| DESCRIPTION OF THE TASK |
In the entries below, find the lines that include "bottom" and give their number as the whole reply.

| LISTED ENTRIES |
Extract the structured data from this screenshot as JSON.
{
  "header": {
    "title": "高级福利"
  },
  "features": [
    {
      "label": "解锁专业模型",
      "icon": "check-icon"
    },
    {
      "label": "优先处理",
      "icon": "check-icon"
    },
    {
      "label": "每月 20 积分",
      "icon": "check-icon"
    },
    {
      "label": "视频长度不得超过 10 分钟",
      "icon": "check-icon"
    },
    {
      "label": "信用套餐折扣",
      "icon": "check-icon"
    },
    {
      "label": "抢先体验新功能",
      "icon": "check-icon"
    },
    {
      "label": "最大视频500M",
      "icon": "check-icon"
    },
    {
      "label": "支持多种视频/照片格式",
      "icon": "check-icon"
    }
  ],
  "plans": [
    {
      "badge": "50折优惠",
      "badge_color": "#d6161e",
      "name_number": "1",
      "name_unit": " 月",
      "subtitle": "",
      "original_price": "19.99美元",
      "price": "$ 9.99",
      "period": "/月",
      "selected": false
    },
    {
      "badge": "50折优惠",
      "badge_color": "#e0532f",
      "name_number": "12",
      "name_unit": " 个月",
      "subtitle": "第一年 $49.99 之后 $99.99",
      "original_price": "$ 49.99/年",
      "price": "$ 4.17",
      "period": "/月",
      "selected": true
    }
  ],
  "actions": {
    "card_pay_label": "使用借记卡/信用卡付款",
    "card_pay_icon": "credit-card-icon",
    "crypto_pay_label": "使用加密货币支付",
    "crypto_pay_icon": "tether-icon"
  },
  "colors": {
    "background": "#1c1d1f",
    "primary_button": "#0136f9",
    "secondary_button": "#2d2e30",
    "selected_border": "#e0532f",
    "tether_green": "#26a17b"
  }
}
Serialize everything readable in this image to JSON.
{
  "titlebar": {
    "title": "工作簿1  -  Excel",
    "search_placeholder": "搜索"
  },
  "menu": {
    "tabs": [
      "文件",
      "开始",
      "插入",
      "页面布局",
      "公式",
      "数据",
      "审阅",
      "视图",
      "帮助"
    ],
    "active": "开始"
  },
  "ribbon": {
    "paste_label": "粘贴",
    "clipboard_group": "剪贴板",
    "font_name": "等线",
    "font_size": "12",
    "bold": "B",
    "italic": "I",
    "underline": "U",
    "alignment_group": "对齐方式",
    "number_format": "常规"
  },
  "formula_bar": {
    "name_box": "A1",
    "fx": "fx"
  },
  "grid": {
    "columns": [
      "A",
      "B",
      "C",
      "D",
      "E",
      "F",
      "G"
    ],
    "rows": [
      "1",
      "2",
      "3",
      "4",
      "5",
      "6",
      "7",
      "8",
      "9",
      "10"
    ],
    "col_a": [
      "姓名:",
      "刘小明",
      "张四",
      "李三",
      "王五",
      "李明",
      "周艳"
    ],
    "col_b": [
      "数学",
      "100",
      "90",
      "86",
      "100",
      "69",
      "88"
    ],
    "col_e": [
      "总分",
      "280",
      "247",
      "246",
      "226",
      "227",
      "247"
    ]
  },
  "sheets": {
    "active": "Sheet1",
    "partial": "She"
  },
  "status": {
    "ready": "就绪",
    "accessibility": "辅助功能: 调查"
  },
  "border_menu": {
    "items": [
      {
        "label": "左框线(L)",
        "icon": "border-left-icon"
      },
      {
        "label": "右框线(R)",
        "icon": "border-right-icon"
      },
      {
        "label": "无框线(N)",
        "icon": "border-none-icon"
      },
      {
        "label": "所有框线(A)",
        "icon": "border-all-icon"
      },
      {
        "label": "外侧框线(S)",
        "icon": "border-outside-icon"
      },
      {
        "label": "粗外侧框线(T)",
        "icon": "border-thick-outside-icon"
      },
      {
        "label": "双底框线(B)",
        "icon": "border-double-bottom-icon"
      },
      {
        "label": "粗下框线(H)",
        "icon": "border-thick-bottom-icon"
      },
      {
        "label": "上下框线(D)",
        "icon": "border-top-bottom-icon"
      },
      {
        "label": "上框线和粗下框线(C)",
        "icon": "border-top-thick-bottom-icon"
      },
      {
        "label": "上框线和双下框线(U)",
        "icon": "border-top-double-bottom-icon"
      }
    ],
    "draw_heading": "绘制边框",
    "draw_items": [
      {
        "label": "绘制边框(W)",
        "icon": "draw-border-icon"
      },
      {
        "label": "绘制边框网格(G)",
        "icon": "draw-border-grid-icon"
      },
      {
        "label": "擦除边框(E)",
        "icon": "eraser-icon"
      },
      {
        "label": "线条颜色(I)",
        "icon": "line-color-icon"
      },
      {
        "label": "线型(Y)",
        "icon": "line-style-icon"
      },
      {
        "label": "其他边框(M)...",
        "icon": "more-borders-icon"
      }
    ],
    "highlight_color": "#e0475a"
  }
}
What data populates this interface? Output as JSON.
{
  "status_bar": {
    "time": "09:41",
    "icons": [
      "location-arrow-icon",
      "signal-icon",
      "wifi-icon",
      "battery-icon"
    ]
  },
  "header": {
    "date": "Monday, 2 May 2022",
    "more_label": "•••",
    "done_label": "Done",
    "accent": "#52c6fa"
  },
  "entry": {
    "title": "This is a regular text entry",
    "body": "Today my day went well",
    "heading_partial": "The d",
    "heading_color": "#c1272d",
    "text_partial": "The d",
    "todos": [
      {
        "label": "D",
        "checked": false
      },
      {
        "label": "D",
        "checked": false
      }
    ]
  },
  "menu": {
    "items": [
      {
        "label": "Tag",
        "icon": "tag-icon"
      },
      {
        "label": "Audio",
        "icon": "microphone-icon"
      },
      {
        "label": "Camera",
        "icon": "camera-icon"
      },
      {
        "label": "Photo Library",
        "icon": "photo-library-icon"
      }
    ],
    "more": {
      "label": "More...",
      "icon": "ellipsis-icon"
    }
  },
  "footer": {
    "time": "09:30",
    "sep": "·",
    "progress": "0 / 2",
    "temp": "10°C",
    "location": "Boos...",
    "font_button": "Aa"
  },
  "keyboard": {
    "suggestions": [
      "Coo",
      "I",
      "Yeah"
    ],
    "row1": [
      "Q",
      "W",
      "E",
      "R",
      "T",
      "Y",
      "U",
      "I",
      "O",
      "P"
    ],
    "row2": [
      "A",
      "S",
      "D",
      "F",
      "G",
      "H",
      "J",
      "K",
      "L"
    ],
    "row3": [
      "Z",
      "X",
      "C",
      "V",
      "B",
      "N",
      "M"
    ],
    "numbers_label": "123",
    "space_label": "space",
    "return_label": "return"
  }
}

| EXERCISE SOLUTION |
5